of Hans Arp, Max Ernst and Hans Bellmer and received a good deal of correspondence from all three men. The Bellmer letters
detail a very difficult period, the war years, in the life of their author, offering a vivid autobiographical account of Bellmer's
struggle to continue his artistic pursuits despite circumstances. The Ernst and Arp letters concern more professional issues
that occupied artist and translator alike.
Valançay received some 70 letters from Henri Parisot who edited
L'Age d'or and was associated with the publications
Les Quatre Vents and

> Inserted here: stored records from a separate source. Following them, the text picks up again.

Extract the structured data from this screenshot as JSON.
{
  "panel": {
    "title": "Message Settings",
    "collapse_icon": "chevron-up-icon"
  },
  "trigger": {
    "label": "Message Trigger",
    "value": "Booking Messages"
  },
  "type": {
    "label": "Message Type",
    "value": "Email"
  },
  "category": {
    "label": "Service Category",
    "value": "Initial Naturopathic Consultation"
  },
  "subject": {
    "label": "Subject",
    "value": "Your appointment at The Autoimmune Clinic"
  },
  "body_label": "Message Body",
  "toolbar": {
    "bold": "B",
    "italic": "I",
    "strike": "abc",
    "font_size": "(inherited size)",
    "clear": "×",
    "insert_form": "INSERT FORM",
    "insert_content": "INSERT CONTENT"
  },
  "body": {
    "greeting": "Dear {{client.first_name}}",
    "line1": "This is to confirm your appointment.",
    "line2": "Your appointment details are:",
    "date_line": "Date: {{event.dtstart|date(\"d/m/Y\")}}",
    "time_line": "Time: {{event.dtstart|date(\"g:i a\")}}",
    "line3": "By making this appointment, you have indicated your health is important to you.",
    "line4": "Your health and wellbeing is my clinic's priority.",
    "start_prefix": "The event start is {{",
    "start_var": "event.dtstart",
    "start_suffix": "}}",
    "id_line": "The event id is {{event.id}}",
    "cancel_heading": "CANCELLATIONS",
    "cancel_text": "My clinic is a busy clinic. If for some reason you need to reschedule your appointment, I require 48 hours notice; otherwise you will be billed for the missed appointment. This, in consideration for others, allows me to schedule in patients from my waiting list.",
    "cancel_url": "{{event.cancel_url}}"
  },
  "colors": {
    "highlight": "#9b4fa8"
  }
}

Les Cahiers du sud. Parisot solicited Valançay's help in preparing a volume of German poems translated into French, entitled
Anthologie de la poésie humoristique. The collection also includes Valançay's manuscript translations, presumably for this volume, of poems by Paul Celan, Heissenbüttel,
Erich Fried, Wilhelm Busch, Christian Morgenstern and Joachim Ringelnatz.
Apart from the aforementioned correspondence, there are interesting letters from other artists, critics and editors associated
with surrealism such as Marcel Jean, Francis Picabia, Raoul Hausmann, Maurice Heine, Guy Lévis, Pierre de Massot, Ozenfant,
Meret Oppenheim, Pastoureau, Yves Poupard-Lieussou, Raymond Queneau, Man Ray, Hans Richter, Guy Rosey, Yves Tanguy and Jacques
Villon. The Valançay letters also include a significant number of lesser known critics, editors and translators that, from
a social historian's point of view, potentially offer a valuable source for the reconstruction of this artistic and cultural
The Valançay letters also contain about 50 photographs; most were presumably taken by Valançay. There are three pornographic
postcards which may have come from Paul Eluard's infamous collection. Finally, some 50 letters and cards, despite the best
efforts of the cataloguer, remain unidentified.
Arp, Jean, 1887-1966
Bellmer, Hans, 1902-1975
Breton, André, 1896-1966
Eluard, Paul, 1895-1952
Ernst, Max, 1891-1976
Hausmann, Raoul, 1886-1971
Huelsenbeck, Richard, 1892-1974
Hugnet, Georges, 1906-1974
Massot, Pierre de
Oppenheim, Meret, 1913-
Ozenfant, Amédée, 1886-1966
Ray, Man, 1890-1976
Richter, Hans, 1888-1976
Tanguy, Yves, 1900-1955
Villon, Jacques, 1875-1963